During her career with the Georgia Bureau of Investigation, which spanned nearly three and a half decades, Betty Anderson went through a number of manual and electric typewriters before computers came along.
"I'd say that's a very true statement," said Ms. Anderson, who retired from the GBI Region 7 Office in Thomson back in 2006. After taking off a few months following retirement, she returned to the office where she had been working as a part-time state employee until recently.
Ms. Anderson admitted she wishes she had been able to continue working there on a part-time basis.
"I wished it had worked out so that I could have still worked part-time," said Ms. Anderson. "It was just one of those unfortunate things."
Her part-time job status played out due to recent budget cuts made by Georgia Gov. Sonny Perdue.
Prior to her original retirement date, Ms. Anderson worked as an investigative assistant. When she returned as a part-time employee, she performed clerical services tasks.
"Betty has been part of our family at the GBI for a long, long time and we're certainly going to miss her," said Gary Nicholson, special agent in-charge of the GBI Region 7 Office in Thomson. "She is an exceptional person and one who far exceeded in her job. It's not going to be the same around here without Betty. She was one of the most dedicated employees to the GBI that I have ever known. I felt very lucky to have had her here at this office, especially when I came here as the special agent in-charge."
Agent Nicholson said Ms. Anderson assisted him when he first arrived, as they looked over unsolved homicide cases. "I needed her help, because she was around when those murders occurred," said Agent Nicholson. "She was a tremendous asset to this office and an exceptional employee, who exceeded the benchmark every time she was ever evaluated. There are not many people who could say that they exceeded on the job every single time they were ever evaluated."
In her nearly 35 years with the GBI, Ms. Anderson witnessed many changes and a host of emotional ups and downs - some of which included the deaths of GBI agents. Overall, though, she said her years with the GBI "were just wonderful. It was a job that I always loved."
Her job always demanded much from her and, like most jobs, the stress level was high.
Nevertheless, though, Ms. Anderson said she always approached everyday with a renewed attitude and worked diligently to get the job done to the best of her ability.
Ms. Anderson, a 1970 graduate of Thomson High School, began her career with the GBI on Jan. 16, 1974, under C.W. "Red" Herndon, who then headed the local state law enforcement agency office.
"It was a brand new building back then," said Ms. Anderson. "We didn't even have any furniture and had to end up borrowing some from the state patrol office next door."
She said one of the most pleasant and satisfying aspects of her job during all those years was being fortunate to work with so many nice people.
"All of the special people I worked with for so many years made it nice to go to work everyday," said Ms. Anderson. "I can't tell you what those special people have meant to me over the years. I consider many of them close friends."
Since leaving her position with the GBI, Ms. Anderson has undergone some surgery and is now recovering nicely at home.
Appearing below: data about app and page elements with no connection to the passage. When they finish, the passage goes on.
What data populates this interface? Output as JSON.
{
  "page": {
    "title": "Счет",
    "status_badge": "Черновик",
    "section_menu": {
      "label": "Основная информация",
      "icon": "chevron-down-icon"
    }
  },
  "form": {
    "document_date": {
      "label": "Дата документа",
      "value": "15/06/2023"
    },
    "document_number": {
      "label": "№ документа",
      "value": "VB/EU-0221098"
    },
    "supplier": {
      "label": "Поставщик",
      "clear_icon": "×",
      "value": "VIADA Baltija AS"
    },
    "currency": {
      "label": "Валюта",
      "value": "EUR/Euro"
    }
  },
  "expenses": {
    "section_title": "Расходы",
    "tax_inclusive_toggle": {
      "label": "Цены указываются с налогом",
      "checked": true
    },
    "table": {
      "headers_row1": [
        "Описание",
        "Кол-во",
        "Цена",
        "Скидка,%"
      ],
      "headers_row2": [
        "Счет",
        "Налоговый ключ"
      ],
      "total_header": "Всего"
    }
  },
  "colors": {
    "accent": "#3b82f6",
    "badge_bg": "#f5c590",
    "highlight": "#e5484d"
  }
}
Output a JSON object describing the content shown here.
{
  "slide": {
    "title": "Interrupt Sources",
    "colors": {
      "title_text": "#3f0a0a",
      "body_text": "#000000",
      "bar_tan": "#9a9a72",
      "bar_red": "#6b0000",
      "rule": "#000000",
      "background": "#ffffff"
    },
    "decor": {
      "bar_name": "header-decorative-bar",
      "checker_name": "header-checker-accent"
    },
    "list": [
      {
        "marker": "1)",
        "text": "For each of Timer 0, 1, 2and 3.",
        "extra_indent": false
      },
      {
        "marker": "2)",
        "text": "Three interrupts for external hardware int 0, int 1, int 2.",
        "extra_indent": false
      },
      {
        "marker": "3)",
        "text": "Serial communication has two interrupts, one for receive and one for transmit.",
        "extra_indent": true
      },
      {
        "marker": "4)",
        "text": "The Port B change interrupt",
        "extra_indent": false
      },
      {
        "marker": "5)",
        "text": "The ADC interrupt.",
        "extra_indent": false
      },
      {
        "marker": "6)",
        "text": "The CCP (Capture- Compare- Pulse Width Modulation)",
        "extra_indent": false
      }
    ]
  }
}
In her spare time, she enjoys reading books of mystery, written by Mary H. Clark. After recuperation from surgery, she plans to find a new job.
"Work is all I've ever known," said Ms. Anderson. "I think I still have a few more years that I can give to another job."